Sebastian Vettel has no major holiday plans this winter but is looking forward to Ferrari’s Christmas party where he’ll be celebrating a promising first season with the Italian team.
The four-time world champion, who made the switch from Red Bull to Ferrari end of last year, believes his team made “miraculous” progress throughout the 2015 season and has complete faith they can catch up with Mercedes in the future.
Ferrari finished second in the constructors’ championship, 275 points behind Mercedes, while Vettel claimed third in the drivers’ standings, 103 points adrift of first-placed Lewis Hamilton.
Despite the big gap between Ferrari and their German rivals, Vettel is proud of what he’s accomplished with the Prancing Horse this year.
“Of course it’s always the most difficult one to equalise or go in front,” Vettel said on Sunday of the challenge of beating Mercedes.
“I just had one of our guys coming in, he was one of the first guys I met last year at the test, where I didn’t drive but I got to know the team for the first time and if I think back from that time to where we are now, it’s a miracle.
“It’s a miracle where we started off in the winter, setting fastest times but knowing that in Australia obviously getting the confirmation that we’re a long way behind.
“Then I haven’t seen any other team making that much progress throughout the season.
“So obviously we had upgrades on our engine, we upgraded our car and naturally that brought us closer.
“Not close enough yet to really fight and put them under pressure but I have 100 per cent belief that they are beatable, especially when you put pressure on them.
“I think our strategy has to be to focus on ourselves like we did the whole season, work on ourselves.”
Vettel is the only non-Mercedes driver to win a race this season, triumphing in Malaysia, Hungary and Singapore and making 10 more podiums.
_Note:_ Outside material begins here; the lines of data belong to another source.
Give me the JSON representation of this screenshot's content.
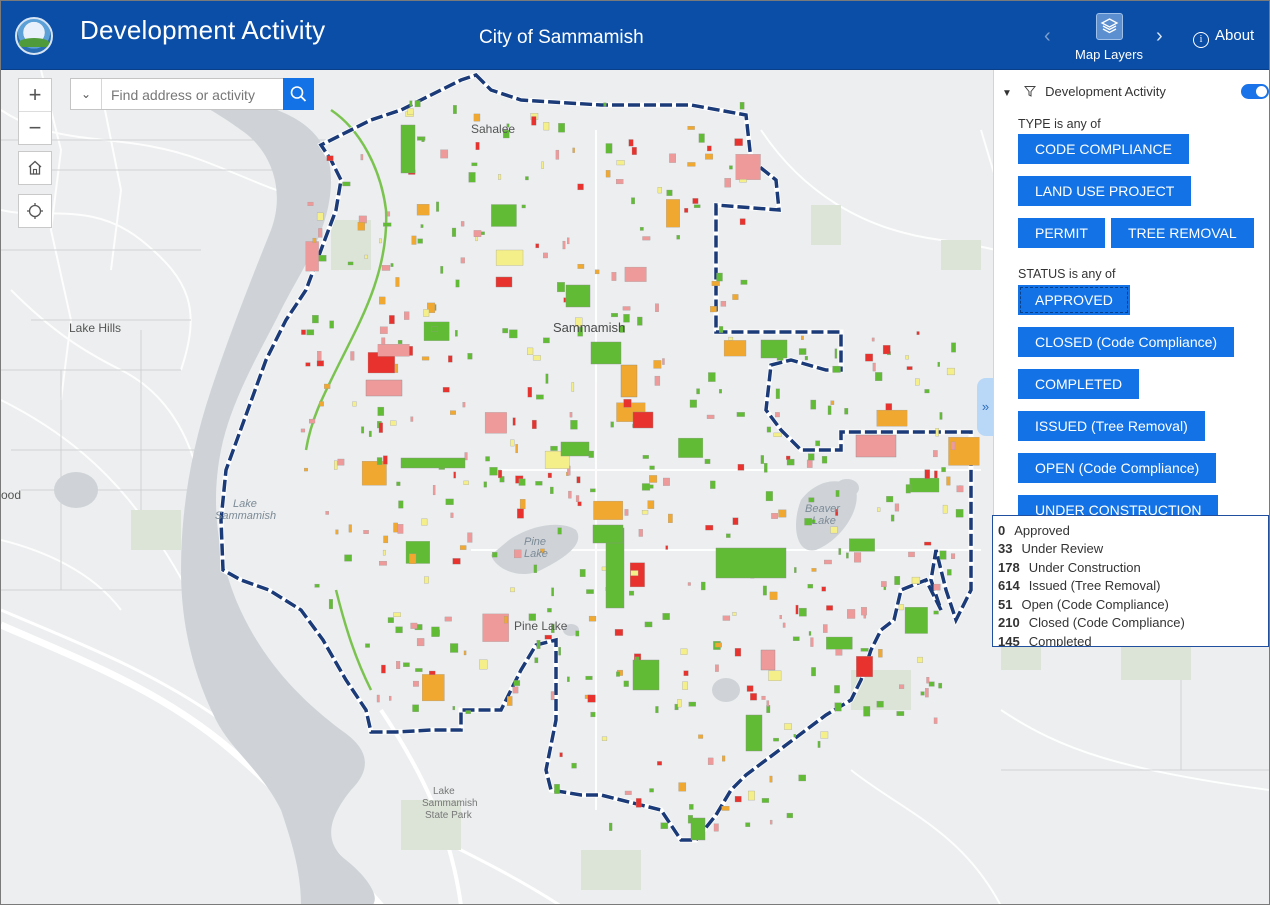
{
  "header": {
    "app_title": "Development Activity",
    "city_title": "City of Sammamish",
    "layers_label": "Map Layers",
    "about_label": "About",
    "background_color": "#0a4ea8"
  },
  "search": {
    "placeholder": "Find address or activity"
  },
  "map_labels": {
    "sahalee": "Sahalee",
    "sammamish": "Sammamish",
    "lake_hills": "Lake Hills",
    "lake_sammamish_1": "Lake",
    "lake_sammamish_2": "Sammamish",
    "beaver_lake_1": "Beaver",
    "beaver_lake_2": "Lake",
    "pine_lake_water": "Pine",
    "pine_lake_water_2": "Lake",
    "pine_lake": "Pine Lake",
    "wood": "ood",
    "state_park_1": "Lake",
    "state_park_2": "Sammamish",
    "state_park_3": "State Park"
  },
  "panel": {
    "layer_title": "Development Activity",
    "type_label": "TYPE is any of",
    "type_chips": [
      "CODE COMPLIANCE",
      "LAND USE PROJECT",
      "PERMIT",
      "TREE REMOVAL"
    ],
    "status_label": "STATUS is any of",
    "status_chips": [
      "APPROVED",
      "CLOSED (Code Compliance)",
      "COMPLETED",
      "ISSUED (Tree Removal)",
      "OPEN (Code Compliance)",
      "UNDER CONSTRUCTION"
    ],
    "chip_color": "#1373e6"
  },
  "legend": [
    {
      "count": "0",
      "label": "Approved"
    },
    {
      "count": "33",
      "label": "Under Review"
    },
    {
      "count": "178",
      "label": "Under Construction"
    },
    {
      "count": "614",
      "label": "Issued (Tree Removal)"
    },
    {
      "count": "51",
      "label": "Open (Code Compliance)"
    },
    {
      "count": "210",
      "label": "Closed (Code Compliance)"
    },
    {
      "count": "145",
      "label": "Completed"
    }
  ],
  "status_colors": {
    "issued": "#62bb35",
    "under_construction": "#f0a830",
    "open": "#e8322e",
    "closed": "#ef9a9a",
    "completed": "#f5ef8a",
    "boundary": "#1b3a78"
  },
  "icons": {
    "zoom_in": "plus-icon",
    "zoom_out": "minus-icon",
    "home": "home-icon",
    "locate": "locate-icon",
    "search": "search-icon",
    "layers": "layers-icon",
    "about": "info-icon",
    "filter": "filter-icon"
  }
}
He admits that while finishing in the top-three is nice, he did not enjoy being 30 or 40 seconds behind Mercedes in some of the races in 2015.
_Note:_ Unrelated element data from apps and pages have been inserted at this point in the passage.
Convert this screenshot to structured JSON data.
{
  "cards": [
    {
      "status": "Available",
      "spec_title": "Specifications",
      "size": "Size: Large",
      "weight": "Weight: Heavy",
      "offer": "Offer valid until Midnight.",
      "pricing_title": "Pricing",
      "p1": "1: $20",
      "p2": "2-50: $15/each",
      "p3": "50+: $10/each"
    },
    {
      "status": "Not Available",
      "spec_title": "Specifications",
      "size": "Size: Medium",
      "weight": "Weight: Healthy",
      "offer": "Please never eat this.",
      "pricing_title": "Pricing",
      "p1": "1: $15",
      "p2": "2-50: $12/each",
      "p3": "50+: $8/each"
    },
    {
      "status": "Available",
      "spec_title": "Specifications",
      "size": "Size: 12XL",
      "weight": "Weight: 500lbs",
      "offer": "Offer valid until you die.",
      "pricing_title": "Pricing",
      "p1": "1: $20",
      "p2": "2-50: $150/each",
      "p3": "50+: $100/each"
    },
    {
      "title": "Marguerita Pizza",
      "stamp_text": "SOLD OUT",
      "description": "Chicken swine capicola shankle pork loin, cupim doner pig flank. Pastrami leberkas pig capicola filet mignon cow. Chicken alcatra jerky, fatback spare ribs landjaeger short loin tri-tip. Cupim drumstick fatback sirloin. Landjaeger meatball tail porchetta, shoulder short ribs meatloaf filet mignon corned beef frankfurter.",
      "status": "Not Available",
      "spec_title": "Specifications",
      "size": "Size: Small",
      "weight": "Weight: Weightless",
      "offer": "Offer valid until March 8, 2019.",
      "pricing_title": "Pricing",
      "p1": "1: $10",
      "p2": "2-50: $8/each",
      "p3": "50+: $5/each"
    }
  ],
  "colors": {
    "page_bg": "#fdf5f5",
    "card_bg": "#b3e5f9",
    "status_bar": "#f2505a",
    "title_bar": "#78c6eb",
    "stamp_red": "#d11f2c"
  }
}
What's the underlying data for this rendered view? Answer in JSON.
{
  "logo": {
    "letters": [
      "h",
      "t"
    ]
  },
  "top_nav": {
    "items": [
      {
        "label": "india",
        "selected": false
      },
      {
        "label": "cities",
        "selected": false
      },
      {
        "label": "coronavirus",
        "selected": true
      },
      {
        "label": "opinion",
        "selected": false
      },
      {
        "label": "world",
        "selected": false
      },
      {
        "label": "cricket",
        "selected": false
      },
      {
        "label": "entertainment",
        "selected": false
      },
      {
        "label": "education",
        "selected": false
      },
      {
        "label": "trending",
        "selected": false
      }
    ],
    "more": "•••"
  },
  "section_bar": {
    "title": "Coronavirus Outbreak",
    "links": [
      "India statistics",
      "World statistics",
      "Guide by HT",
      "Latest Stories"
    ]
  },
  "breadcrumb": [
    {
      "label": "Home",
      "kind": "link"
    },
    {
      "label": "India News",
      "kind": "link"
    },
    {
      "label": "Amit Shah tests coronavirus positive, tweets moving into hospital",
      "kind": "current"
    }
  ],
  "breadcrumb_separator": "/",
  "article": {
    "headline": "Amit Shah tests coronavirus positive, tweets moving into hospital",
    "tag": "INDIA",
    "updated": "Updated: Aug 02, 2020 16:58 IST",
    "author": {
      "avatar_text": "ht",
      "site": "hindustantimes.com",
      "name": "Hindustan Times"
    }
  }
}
The German finished a respectable fourth in Abu Dhabi, having fought his way through the grid after starting in 16th due to a calculation mistake from his team in qualifying. The 28-year-old currently has 79 podium appearances to his name, one behind his team-mate Kimi Raikkonen, who recorded his 80th – tying the legendary Ayrton Senna – by taking third at Yas Marina Circuit on Sunday.
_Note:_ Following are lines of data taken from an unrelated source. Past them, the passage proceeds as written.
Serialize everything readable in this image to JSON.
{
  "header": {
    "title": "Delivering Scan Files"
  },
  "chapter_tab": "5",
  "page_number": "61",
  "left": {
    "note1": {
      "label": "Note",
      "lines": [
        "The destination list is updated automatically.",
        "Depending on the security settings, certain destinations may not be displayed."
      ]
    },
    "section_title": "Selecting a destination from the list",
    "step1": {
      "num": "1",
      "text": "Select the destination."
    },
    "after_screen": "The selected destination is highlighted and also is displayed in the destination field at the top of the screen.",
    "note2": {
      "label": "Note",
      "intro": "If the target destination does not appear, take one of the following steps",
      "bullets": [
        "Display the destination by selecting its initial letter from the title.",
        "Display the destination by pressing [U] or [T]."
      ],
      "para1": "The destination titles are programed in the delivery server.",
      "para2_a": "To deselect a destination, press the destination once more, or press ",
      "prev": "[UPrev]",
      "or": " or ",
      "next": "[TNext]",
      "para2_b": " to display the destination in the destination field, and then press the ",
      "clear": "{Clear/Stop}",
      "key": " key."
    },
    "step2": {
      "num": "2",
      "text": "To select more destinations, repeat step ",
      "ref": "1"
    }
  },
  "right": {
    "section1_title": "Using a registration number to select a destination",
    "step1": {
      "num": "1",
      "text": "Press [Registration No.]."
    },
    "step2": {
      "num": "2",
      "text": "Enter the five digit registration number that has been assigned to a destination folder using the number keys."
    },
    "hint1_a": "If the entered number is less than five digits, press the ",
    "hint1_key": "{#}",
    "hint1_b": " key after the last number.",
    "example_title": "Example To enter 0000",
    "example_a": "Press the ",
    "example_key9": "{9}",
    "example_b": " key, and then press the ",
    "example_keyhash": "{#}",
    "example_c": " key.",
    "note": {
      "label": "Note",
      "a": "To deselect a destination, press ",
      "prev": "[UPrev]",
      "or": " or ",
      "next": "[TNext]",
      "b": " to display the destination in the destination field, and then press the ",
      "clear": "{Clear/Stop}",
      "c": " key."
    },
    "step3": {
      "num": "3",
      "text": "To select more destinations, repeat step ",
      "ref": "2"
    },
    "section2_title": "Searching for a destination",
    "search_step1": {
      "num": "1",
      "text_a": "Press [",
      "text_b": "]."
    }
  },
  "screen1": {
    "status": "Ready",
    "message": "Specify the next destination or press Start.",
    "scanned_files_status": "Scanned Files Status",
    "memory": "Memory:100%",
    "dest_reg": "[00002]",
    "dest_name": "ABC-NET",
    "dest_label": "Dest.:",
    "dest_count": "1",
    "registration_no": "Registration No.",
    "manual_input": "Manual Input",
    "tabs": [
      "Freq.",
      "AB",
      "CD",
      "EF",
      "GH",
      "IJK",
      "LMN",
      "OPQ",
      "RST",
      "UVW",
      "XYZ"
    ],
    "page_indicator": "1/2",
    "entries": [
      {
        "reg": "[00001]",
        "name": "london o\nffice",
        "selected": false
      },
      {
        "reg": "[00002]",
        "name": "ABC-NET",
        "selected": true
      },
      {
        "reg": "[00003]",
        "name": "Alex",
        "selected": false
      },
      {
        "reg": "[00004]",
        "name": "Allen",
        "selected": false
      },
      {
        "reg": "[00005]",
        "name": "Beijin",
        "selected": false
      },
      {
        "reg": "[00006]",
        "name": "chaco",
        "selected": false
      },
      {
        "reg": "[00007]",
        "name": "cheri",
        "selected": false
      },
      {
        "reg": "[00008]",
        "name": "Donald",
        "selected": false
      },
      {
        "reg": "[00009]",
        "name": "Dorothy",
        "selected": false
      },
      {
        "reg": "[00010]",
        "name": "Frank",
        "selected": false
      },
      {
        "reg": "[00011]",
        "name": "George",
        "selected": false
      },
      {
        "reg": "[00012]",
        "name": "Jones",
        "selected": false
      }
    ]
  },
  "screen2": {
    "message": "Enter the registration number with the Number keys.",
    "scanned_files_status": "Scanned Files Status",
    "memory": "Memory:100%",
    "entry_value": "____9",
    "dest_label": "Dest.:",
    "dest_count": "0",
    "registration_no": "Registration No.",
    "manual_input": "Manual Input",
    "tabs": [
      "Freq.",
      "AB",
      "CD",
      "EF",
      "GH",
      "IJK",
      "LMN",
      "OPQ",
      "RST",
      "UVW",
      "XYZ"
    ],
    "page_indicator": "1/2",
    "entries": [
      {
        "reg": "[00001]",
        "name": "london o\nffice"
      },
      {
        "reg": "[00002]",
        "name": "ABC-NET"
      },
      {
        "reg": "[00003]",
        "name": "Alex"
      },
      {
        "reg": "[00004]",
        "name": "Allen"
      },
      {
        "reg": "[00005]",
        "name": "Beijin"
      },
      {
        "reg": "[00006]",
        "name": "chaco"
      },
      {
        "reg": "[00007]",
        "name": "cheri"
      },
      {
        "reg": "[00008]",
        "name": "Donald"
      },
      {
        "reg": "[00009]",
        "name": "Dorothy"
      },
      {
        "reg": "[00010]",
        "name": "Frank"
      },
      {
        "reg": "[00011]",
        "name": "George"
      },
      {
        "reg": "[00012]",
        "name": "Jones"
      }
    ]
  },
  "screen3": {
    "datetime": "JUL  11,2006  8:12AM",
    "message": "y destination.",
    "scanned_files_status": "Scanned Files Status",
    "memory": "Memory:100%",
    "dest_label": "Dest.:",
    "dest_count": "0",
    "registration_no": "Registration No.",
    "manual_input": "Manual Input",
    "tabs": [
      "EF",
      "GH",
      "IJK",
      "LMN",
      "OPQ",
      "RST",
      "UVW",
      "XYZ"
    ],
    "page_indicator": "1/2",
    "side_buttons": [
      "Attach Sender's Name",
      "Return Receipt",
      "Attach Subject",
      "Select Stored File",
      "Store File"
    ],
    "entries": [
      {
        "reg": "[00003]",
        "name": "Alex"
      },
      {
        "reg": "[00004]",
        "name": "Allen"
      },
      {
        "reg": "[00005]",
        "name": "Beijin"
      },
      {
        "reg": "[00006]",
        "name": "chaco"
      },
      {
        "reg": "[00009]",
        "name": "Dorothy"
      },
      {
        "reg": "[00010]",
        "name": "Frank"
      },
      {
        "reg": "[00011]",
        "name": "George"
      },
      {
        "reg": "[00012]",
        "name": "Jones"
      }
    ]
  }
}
Asked if surpassing Senna and Raikkonen’s tally is something he looks forward to doing next year, Vettel said: “I have a little bit more time if you look at my date of birth. I think Senna is a great champion and Kimi is a great champion.
“Obviously Senna is a special champion because unfortunately he’s not around anymore, he will always be remembered in a very strong way. I feel very lucky that I have the opportunity to race with great teams and great cars to finish on the podium to match some of these great drivers. Right now it’s maybe not that important but when I’m a little bit older then maybe it’s a nice thing.”
With all the teams already kicking off their celebrations last night in the paddock, you’d expect most of the drivers to be thinking about their vacation plans but Vettel seems keen to keep up the good work he’s been doing with Ferrari and admits he has no lavish holiday arrangements this offseason.
“No holidays. A little bit but for now I think we all look forward to say cheers for the great season that we had. Enjoy that moment,” said Vettel. “On Tuesday we have a very important test for next year already (tyre test at Yas Marina Circuit).
“And then looking forward to the Christmas party with the team, it will be my first time to join that. And then to be honest the break isn’t that long.
“I think we already have a test in January, again for tyres, so I think with more and more years in F1, somehow the winter seems to get shorter and shorter. I’m just looking forward to spend the time at home and not travel for a change. No big exciting plans, I’m sorry. But I’m quite happy with my boring plans.”